Explosives in seawater

Figure 1. Seawater and the Thames Flood Barrier

BGS organic geochemists have been conducting laboratory experiments to assess the rate of degradation of 2,4,6-trinitrotoluene (TNT) in seawater. The experiments, designed to simulate conditions commonly encountered in the North Sea, involved shaking seawater in the presence of clay- and sand-rich sediments to assess how quickly TNT degraded.

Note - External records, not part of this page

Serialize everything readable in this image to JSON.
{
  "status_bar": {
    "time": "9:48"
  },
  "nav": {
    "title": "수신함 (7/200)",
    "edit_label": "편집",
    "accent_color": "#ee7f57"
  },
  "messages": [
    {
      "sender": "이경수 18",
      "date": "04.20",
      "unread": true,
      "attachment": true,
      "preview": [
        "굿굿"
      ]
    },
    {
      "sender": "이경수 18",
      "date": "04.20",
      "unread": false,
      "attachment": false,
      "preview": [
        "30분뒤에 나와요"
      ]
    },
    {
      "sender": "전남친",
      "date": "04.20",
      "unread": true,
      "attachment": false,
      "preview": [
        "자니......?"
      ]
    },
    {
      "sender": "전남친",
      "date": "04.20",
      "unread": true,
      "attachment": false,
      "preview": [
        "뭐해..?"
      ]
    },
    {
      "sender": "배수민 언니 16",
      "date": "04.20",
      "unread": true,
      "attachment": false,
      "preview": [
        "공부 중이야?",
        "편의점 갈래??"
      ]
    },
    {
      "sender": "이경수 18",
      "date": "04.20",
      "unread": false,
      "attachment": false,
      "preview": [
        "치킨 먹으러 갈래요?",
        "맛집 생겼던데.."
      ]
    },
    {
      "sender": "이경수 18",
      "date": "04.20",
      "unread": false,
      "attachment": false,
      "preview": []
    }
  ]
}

The developed methodology was used to track changes in TNT concentration at seven intervals over 120 days.

TNT in the environment

Substantial dumping of unexploded ordnance at sea has occurred worldwide, with considerable amounts deposited in UK coastal waters, including the North Sea. Conventional explosives such as TNT and associated breakdown products are known to be toxic to benthic littoral organisms and therefore represent a threat to coastal and marine ecosystems.

Influence of sediments and microbes

Analysis of the seawater revealed that TNT was rapidly attenuated by clay sediments and that the presence of microbes speeded up the loss of TNT. In contrast, the loss of TNT was slower in seawater when sandy sediment was present or when there was no microbial activity.

The study showed that under winter conditions in the North Sea, TNT dissipated at a slower rate than previously reported.

Further information

Harrison, I and Vane, C H. 2010. Attenuation of TNT in seawater microcosms. Water Science Technology, 61 (10), 2531—2538.

Contact

Please contact Dr Chris Vane for further information